I am finding that there’s a sub-culture that exists within coffee shops. There are those who rush in and grab a cup of coffee, and still others who stop by for sweets for work. Now the lunchtime crowd is starting to come in.
Amidst all of these people who scurry and scatter about are those like myself, who grab a roll and a cup of coffee, which we’ll nurse for the next hour or two, as we sit and read our papers or books; or like the newer generation of cafe society, open our computers and type away. But not all the time, because to not look up from time to time is to miss the magic of the moment.
We tend to congregate in one area of the cafe, and we chat quietly from time to time when one of us happens to catch the eyes of another. I’ve already shown my computer to a retired gentleman who is thinking of buying one to keep up with his grandkids. I expect to see him with an iBook one day.
Another gentleman sits and does crosswords, while a lady about my age, a former mainframe programmer, studies books on new technologies a couple of tables away. Across from me is a Nun having lunch with her friend, and every time I catch her eye, she smiles at me as if we’re sharing some kind of secret. Rather than be intrusive, it adds to the feeling that sitting here has somehow pulled us out of time and place, and given us a new space in which to explore — books, crosswords, something online, each other.
Years ago, philosophers and artists and writers and others mad with creativity and drunk on wine and discovery, would sit in cafes for hours and hours and from these times would come the works that astound us even now. Somehow, somewhere, we’ve lost this society, with our phones and our televisions and our computers, and we are both less and more because of it: less because of the loss of the mystic; more because we’re coming to understand that the mystic relies less on place than on person.

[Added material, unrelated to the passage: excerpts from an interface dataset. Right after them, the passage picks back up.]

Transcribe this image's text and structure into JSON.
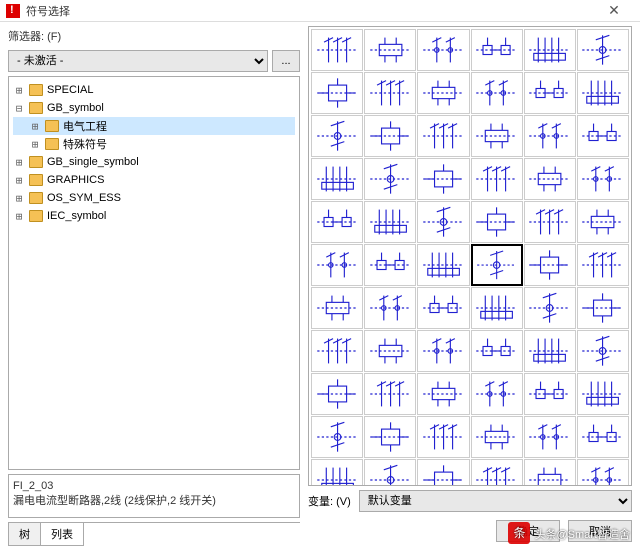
{
  "window": {
    "title": "符号选择",
    "close": "✕"
  },
  "filter": {
    "label": "筛选器: (F)",
    "value": "- 未激活 -",
    "browse": "..."
  },
  "tree": [
    {
      "label": "SPECIAL",
      "expanded": false,
      "level": 0
    },
    {
      "label": "GB_symbol",
      "expanded": true,
      "level": 0
    },
    {
      "label": "电气工程",
      "expanded": false,
      "level": 1,
      "selected": true
    },
    {
      "label": "特殊符号",
      "expanded": false,
      "level": 1
    },
    {
      "label": "GB_single_symbol",
      "expanded": false,
      "level": 0
    },
    {
      "label": "GRAPHICS",
      "expanded": false,
      "level": 0
    },
    {
      "label": "OS_SYM_ESS",
      "expanded": false,
      "level": 0
    },
    {
      "label": "IEC_symbol",
      "expanded": false,
      "level": 0
    }
  ],
  "info": {
    "id": "FI_2_03",
    "desc": "漏电电流型断路器,2线 (2线保护,2 线开关)"
  },
  "tabs": {
    "tree": "树",
    "list": "列表"
  },
  "grid": {
    "rows": 11,
    "cols": 6,
    "selected_index": 33
  },
  "variant": {
    "label": "变量: (V)",
    "value": "默认变量"
  },
  "buttons": {
    "ok": "确定",
    "cancel": "取消"
  },
  "watermark": "头条@Smart智造舍"
}
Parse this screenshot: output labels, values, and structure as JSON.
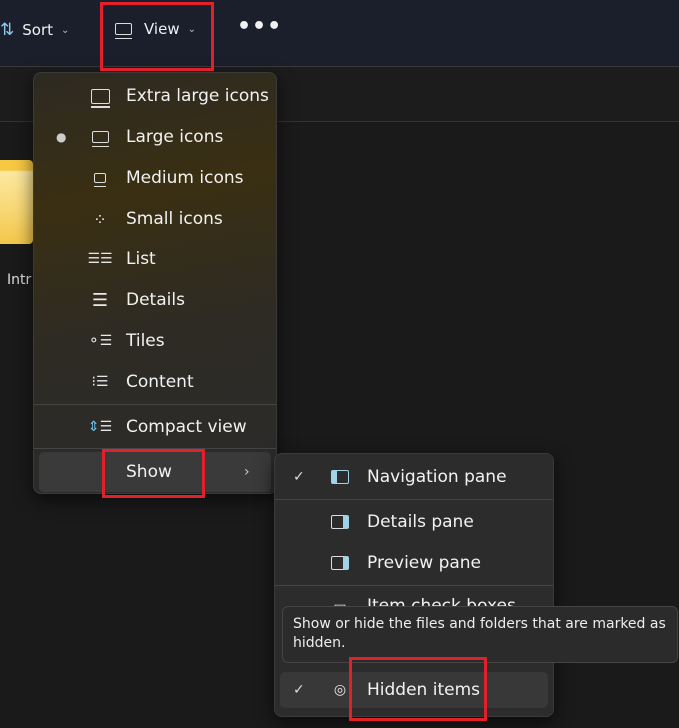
{
  "toolbar": {
    "sort_label": "Sort",
    "view_label": "View",
    "more_icon": "more-icon"
  },
  "content": {
    "folder_label": "Intr"
  },
  "view_menu": {
    "items": [
      {
        "label": "Extra large icons",
        "icon": "extra-large-icons-icon"
      },
      {
        "label": "Large icons",
        "icon": "large-icons-icon",
        "selected": true
      },
      {
        "label": "Medium icons",
        "icon": "medium-icons-icon"
      },
      {
        "label": "Small icons",
        "icon": "small-icons-icon"
      },
      {
        "label": "List",
        "icon": "list-icon"
      },
      {
        "label": "Details",
        "icon": "details-icon"
      },
      {
        "label": "Tiles",
        "icon": "tiles-icon"
      },
      {
        "label": "Content",
        "icon": "content-icon"
      },
      {
        "label": "Compact view",
        "icon": "compact-view-icon"
      },
      {
        "label": "Show",
        "icon": "chevron-right-icon"
      }
    ]
  },
  "show_menu": {
    "items": [
      {
        "label": "Navigation pane",
        "checked": true
      },
      {
        "label": "Details pane",
        "checked": false
      },
      {
        "label": "Preview pane",
        "checked": false
      },
      {
        "label": "Item check boxes",
        "checked": false
      },
      {
        "label": "Hidden items",
        "checked": true
      }
    ]
  },
  "tooltip": {
    "text": "Show or hide the files and folders that are marked as hidden."
  },
  "colors": {
    "highlight_box": "#e0202a",
    "accent": "#9fd3e8"
  }
}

I doubt that I will pull a masterpiece from my time here, in this tiny shadow of society, but I’m sure that I’ll find both contentment and inspiration. And a good cup of coffee–not to be taken lightly, you understand.
I’ll probably leave soon; making room at my table, which I’ve occupied for two hours. It’s tough, though. to leave the smell of the baked goods and homemade soups, and to give up my seat by the window overlooking the outdoor seating. The weather is nice and a foursome with a dog and a small child is sitting outside. The child just came up to the window, all curly brown hair and toothy smile, patted at the glass and gave me a grin.
However, too much of anything and the magic begins to fade and wonderous become ordinary. Besides, it’s nice out and a walk sounds good.